Exercise data:
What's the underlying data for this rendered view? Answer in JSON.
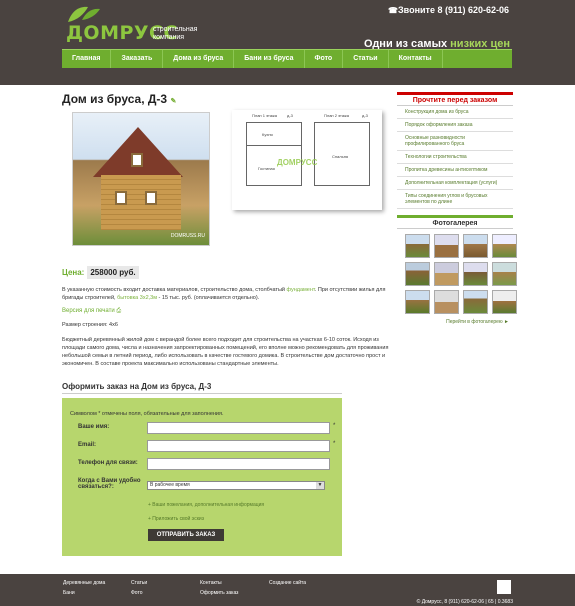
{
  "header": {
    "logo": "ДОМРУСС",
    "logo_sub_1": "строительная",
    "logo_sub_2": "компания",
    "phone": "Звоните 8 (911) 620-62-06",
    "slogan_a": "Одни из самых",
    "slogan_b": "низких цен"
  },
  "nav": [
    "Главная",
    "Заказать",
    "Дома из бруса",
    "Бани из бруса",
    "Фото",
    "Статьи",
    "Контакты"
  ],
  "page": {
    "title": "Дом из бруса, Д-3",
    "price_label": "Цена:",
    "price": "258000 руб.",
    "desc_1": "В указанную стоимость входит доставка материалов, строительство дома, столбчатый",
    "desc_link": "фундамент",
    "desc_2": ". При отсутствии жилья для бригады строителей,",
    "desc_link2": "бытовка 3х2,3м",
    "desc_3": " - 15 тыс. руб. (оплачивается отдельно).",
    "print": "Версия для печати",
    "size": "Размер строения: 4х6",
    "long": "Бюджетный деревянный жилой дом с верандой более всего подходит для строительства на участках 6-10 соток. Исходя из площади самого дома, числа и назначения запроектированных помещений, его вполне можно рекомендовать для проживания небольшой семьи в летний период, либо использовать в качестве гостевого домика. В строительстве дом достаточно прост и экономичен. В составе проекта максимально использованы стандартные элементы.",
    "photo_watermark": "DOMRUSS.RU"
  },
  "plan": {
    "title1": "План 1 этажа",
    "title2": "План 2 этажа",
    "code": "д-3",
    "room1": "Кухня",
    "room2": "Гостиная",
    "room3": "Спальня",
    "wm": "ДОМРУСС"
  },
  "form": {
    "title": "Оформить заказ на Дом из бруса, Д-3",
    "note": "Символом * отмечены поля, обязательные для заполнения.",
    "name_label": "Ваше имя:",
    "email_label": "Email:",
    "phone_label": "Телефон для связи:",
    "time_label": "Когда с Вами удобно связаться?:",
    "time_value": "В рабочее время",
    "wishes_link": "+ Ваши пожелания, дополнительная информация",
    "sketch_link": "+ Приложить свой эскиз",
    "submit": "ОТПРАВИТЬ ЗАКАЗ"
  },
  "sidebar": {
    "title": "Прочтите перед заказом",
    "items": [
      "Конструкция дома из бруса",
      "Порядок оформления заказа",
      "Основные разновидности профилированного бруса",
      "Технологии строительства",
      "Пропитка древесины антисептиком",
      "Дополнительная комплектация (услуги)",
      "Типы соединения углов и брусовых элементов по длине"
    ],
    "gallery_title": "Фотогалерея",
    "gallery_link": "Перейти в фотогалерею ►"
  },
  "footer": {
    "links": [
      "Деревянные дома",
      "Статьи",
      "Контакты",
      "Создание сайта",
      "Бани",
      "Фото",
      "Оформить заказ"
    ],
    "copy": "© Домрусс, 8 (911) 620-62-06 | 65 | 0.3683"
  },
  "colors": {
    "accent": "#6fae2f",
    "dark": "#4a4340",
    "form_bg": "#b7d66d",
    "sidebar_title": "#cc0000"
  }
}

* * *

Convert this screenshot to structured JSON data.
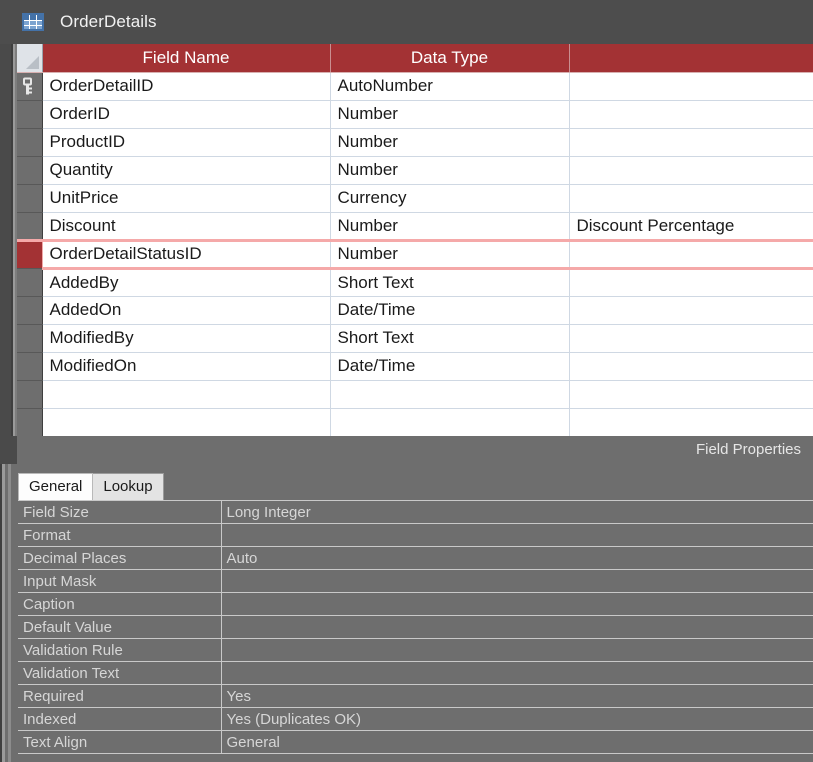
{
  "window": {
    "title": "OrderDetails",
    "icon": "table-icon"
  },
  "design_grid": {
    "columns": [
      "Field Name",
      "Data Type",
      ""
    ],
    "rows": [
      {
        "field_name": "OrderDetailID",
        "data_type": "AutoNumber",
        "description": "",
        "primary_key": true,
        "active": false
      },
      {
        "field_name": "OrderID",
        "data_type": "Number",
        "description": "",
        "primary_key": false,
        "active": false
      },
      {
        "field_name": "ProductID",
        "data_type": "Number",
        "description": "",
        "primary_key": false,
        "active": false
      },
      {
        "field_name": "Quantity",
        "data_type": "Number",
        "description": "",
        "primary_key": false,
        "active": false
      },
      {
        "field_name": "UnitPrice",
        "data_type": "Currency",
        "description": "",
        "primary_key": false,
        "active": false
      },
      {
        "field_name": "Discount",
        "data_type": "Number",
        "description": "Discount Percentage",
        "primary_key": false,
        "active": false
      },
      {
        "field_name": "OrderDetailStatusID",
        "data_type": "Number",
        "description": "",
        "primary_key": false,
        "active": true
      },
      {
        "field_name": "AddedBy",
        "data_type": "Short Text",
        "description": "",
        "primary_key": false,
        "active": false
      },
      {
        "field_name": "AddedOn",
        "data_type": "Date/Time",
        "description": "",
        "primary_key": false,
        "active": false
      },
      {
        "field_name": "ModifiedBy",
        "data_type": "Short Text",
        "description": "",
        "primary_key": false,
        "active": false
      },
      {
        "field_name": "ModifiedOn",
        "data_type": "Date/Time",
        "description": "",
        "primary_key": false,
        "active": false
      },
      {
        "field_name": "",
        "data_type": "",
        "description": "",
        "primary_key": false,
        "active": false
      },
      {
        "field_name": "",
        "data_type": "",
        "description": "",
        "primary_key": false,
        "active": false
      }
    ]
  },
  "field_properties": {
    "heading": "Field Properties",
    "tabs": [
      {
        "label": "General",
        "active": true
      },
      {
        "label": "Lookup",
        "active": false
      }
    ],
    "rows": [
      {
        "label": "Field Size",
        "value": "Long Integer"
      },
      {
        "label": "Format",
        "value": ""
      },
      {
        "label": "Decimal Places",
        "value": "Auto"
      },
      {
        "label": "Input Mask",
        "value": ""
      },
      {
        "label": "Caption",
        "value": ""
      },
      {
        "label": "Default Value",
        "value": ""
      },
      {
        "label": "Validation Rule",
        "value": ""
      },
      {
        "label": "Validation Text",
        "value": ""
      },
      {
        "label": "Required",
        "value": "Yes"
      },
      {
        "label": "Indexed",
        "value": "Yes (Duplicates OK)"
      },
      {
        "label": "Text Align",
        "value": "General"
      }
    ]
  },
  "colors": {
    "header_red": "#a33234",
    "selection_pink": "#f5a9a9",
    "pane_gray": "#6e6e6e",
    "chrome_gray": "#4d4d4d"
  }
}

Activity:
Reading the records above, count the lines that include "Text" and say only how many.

Written reply:
4